**TASK ITEM:**
Which lines of the listing below contain the word "Halaman"? Copy each of them.

**EXTRACTED RECORDS:**
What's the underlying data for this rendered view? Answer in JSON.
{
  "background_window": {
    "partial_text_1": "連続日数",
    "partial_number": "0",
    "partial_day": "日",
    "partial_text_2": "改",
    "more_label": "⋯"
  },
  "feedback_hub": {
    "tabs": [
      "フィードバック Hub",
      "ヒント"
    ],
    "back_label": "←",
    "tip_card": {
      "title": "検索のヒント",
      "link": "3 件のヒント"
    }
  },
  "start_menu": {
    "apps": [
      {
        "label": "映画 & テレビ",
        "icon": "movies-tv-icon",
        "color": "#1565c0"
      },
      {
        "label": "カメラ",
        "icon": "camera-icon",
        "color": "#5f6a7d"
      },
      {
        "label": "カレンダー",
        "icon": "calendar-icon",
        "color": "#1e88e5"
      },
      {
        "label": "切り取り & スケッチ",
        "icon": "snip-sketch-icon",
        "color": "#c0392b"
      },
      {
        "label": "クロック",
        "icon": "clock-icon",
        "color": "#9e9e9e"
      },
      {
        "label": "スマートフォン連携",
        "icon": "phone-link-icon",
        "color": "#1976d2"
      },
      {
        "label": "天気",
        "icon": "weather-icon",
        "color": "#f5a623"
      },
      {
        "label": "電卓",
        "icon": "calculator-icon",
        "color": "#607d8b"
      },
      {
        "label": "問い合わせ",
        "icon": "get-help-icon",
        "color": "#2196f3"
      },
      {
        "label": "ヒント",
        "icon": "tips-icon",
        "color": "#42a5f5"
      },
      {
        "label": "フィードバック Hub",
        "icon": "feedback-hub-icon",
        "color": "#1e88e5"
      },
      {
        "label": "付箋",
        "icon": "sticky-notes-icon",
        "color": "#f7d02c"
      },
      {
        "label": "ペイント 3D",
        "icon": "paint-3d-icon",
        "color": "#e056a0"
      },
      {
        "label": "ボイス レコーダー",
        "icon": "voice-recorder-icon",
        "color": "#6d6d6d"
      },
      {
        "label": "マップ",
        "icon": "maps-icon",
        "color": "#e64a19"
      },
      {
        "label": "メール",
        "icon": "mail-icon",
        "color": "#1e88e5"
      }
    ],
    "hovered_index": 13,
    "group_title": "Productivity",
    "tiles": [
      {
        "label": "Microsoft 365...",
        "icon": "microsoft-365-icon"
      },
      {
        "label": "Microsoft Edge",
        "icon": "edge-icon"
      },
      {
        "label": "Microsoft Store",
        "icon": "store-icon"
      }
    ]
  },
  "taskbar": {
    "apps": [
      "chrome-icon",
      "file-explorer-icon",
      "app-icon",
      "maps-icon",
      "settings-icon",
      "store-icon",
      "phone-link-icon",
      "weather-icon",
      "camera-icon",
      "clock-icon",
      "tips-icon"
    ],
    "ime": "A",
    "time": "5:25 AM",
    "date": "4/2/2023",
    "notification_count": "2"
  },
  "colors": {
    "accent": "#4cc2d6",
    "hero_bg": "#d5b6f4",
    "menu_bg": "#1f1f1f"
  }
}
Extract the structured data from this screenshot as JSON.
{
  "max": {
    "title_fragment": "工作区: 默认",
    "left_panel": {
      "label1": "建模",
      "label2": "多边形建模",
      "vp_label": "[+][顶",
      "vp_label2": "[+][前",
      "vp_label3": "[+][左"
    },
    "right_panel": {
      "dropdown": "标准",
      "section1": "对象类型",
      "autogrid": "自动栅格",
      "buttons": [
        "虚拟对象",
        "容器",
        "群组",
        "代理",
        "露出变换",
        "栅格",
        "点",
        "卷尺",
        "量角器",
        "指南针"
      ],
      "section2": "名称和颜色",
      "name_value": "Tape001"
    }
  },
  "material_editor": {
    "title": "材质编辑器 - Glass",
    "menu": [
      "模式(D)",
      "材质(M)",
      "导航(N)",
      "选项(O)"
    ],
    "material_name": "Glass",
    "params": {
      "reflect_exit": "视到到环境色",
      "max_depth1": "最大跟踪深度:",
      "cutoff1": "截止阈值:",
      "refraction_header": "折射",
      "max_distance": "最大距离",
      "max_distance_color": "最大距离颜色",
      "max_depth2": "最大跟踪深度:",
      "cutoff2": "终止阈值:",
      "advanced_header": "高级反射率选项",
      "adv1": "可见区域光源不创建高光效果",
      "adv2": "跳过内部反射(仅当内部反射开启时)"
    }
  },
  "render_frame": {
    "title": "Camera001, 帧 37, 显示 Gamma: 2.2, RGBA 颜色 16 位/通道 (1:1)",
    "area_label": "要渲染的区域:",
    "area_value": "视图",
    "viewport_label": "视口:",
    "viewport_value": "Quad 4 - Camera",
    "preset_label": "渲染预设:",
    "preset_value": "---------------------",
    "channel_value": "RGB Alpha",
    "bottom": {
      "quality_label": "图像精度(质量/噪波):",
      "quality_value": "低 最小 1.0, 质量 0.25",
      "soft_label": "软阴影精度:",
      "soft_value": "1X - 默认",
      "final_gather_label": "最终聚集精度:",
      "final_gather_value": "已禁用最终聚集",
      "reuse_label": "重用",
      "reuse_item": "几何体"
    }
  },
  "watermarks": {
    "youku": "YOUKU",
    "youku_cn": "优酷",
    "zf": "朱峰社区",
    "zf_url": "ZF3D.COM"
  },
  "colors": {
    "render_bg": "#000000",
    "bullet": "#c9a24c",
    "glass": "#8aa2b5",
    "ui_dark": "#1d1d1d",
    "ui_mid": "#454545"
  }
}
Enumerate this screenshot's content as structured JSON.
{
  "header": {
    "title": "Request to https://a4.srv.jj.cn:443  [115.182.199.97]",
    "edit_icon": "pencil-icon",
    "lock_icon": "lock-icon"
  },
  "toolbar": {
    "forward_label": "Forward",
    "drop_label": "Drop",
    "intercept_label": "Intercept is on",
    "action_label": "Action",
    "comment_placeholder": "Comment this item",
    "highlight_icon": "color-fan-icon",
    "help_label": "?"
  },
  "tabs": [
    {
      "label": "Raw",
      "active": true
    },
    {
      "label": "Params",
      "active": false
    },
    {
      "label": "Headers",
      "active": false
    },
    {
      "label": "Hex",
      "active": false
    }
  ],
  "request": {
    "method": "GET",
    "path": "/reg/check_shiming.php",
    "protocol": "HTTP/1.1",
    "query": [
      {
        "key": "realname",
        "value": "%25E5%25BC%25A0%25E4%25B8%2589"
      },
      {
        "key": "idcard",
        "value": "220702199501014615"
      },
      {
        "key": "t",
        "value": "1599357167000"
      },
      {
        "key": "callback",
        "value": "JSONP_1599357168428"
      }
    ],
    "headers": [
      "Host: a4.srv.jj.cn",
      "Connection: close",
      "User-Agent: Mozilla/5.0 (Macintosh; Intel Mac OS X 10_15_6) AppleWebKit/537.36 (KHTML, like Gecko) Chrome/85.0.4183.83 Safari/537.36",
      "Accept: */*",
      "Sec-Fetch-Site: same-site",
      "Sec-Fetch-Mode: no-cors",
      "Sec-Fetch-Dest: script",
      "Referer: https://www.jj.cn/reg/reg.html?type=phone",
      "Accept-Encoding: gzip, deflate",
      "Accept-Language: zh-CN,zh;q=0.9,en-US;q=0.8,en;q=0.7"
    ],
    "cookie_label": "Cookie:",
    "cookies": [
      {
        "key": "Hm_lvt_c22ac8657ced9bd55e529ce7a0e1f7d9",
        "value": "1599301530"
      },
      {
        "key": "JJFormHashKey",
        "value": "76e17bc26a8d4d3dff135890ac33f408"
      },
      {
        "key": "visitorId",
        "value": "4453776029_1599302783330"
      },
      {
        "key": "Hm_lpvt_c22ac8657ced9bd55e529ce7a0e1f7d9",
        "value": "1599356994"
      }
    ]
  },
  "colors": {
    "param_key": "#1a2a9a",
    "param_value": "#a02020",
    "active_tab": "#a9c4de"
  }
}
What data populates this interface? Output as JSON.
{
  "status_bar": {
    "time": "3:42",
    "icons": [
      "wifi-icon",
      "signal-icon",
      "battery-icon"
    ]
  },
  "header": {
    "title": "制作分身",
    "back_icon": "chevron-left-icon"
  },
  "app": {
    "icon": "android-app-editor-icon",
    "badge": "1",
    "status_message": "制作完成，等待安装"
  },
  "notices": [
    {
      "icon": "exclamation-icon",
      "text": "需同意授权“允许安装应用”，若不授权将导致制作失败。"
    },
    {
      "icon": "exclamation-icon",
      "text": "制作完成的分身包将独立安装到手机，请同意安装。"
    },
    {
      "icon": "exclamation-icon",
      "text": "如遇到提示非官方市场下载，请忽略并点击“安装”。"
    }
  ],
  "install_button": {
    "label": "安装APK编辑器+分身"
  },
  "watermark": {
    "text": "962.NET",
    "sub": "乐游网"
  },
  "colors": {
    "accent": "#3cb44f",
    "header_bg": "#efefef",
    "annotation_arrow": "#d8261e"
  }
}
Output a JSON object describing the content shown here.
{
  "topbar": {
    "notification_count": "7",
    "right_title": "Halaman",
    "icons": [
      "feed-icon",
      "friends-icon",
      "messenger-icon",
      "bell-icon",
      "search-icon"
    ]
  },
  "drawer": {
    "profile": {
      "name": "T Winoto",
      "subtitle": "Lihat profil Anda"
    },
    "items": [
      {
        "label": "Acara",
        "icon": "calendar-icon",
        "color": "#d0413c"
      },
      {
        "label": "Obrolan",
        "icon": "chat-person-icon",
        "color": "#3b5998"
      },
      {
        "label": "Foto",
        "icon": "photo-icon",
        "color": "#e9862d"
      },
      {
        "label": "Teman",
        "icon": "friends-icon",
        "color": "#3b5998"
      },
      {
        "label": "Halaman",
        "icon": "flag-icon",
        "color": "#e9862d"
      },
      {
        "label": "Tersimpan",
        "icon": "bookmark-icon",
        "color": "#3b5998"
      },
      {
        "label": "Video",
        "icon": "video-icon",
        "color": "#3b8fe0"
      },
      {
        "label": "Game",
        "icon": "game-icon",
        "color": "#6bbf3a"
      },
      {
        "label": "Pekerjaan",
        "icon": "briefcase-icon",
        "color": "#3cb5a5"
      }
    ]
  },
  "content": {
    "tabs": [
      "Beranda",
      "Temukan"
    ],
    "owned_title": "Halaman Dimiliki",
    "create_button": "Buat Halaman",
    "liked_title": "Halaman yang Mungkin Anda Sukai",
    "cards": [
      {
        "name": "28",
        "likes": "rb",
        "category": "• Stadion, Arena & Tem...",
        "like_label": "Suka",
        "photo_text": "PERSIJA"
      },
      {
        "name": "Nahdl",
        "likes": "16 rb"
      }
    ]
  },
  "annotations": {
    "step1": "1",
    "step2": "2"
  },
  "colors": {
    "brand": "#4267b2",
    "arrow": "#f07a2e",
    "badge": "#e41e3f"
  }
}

**RESPONSE FOR THIS EXERCISE:**
    "right_title": "Halaman",
        "label": "Halaman",
    "owned_title": "Halaman Dimiliki",
    "create_button": "Buat Halaman",
    "liked_title": "Halaman yang Mungkin Anda Sukai",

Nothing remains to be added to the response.